COLUMBIA— Clyde Hyler III, 24, sat slumped in his chair.
But before he could go to prison — and before the case could finally be put to bed — he had to hear from members of Flores-Ramirez's family, who gave statements in front of Boone County Circuit Judge Gary Oxenhandler on Monday afternoon during Hyler's final hearing. Oxenhandler sentenced him to the 20 years previously recommended.
First to speak was Flores-Ramirez's brother, Miguel Flores. Their brother, Alejandro Flores, had been stabbed to death in 2006; his killer had received a 20-year sentence and now walks free, he said. Miguel Flores didn't want the same to happen with Hyler.
Flores-Ramirez's son, Chazare Wiyrick, 11, haltingly read a statement about his father written front-and-back on a piece of notebook paper he'd titled "TRIAL PAPER" in block letters. His hands shook a bit as he read.
Flores-Ramirez's other son, Trayton Wiyrick, 10, had his own piece of notebook paper. "I don't know why they had to take his life away," he read.
Eight of Flores-Ramirez's family members were in attendance. But they weren't the only ones to speak — members of Hyler's family showed up too.
Oxenhandler allowed defense counsel Kevin O'Brien to call Hyler's sister, Kimberly Hyler, to the stand.
Kimberly Hyler, 25, tearfully remembered how their aunt had been murdered when Clyde Hyler was 3 — possibly by a family member, her mother thought. They didn't get to have a normal childhood, Kimberly Hyler said, and her "baby brother" didn't have a father figure growing up.
Assistant Prosecuting Attorney Steven Berry asked Kimberly Hyler if she knew her brother had provided the gun that killed Flores-Ramirez. She paused before she said, "No."
According to previous Missourian reports, on Aug. 21, 2008, Hyler and Antoine Harris, 32, of Columbia, killed Flores-Ramirez and wounded another man as the result of a drug set-up in which the victims were to be robbed. Police said Flores-Ramirez and Javier Perdoza, 23, thought they were going to buy drugs from Hyler.
Harris pleaded guilty to second-degree murder and first-degree assault.

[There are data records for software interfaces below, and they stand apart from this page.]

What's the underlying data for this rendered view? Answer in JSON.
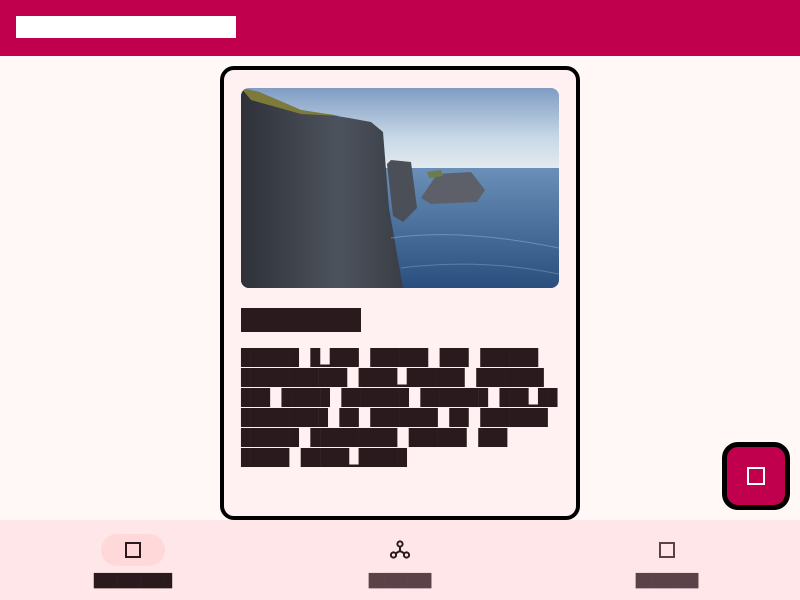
{
  "app_bar": {
    "title": "█████████████████████"
  },
  "card": {
    "title": "███████",
    "body": "██████ █▁███ ██████ ███ ██████ ███████████ ████▁██████ ███████ ███ █████ ███████ ███████ ███▁██ █████████ ██ ███████ ██ ███████ ██████ █████████ ██████ ███ █████ █████▁█████"
  },
  "fab": {
    "icon": "square-icon"
  },
  "bottom_nav": {
    "items": [
      {
        "label": "██████████",
        "icon": "square-icon",
        "active": true
      },
      {
        "label": "████████",
        "icon": "share-nodes-icon",
        "active": false
      },
      {
        "label": "████████",
        "icon": "square-icon",
        "active": false
      }
    ]
  },
  "colors": {
    "primary": "#c0004c",
    "background": "#fff8f6",
    "card_background": "#fff0f1",
    "nav_background": "#ffe6e8",
    "nav_active_indicator": "#ffd8da",
    "text": "#2a1a1e"
  }
}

Berry has said a trial would have shown that Harris was the shooter.
Hyler would have the final word during his last hearing. He turned in his seat and apologized to Flores-Ramirez's family, saying that he'd put himself "in a bad situation." He occasionally made eye contact, but they never stopped looking at him.
Hyler directly apologized to Flores-Ramirez's sons, and, for a moment, seemed to lose his words.
"I'd just like to say to y'all — I deeply apologize," he said, eyes down.
"Thank you," Kena Flores, Flores-Ramirez's sister-in-law, said quietly.
After Hyler's hearing ended — and his 20 year sentence had been cemented — he gave a sad wink to his family as the bailiffs led him away. Kena Flores rushed to Hyler's sister and the two hugged.
The Hyler and Flores-Ramirez families then mingled outside the courtroom and commiserated — about the family they'd lost, about what it was like to lose a loved one.
"Are you Chazare?" Kimberly Hyler asked Flores-Ramirez's 11-year-old son. Chazare nodded.
"Nice to meet you," she said, eyes rimmed with tears. "Give me a hug." The two embraced. Chazare wore a white shirt emblazoned with his father's picture and the words In Loving Memory, and he pressed his head into Kimberly Hyler's stomach.